═══ DATA SHOWN ═══
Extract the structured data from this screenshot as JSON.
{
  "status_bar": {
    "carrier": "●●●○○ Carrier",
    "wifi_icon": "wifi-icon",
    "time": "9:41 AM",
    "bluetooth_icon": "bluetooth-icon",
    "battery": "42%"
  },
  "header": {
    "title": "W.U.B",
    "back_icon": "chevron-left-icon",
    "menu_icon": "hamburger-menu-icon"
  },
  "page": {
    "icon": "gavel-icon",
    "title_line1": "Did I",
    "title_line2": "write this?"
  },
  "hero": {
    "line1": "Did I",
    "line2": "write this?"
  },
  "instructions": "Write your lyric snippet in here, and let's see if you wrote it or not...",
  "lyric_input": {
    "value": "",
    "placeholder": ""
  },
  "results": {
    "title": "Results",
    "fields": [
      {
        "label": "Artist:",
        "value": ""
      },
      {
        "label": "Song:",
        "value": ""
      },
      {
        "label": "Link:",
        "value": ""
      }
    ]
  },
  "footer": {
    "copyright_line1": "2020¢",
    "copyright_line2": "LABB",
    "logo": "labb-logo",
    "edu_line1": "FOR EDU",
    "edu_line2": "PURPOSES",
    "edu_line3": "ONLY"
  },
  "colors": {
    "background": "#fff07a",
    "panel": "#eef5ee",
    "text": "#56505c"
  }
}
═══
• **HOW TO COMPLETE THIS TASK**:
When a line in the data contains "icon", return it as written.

• **WRITTEN ANSWER**:
    "wifi_icon": "wifi-icon",
    "bluetooth_icon": "bluetooth-icon",
    "back_icon": "chevron-left-icon",
    "menu_icon": "hamburger-menu-icon"
    "icon": "gavel-icon",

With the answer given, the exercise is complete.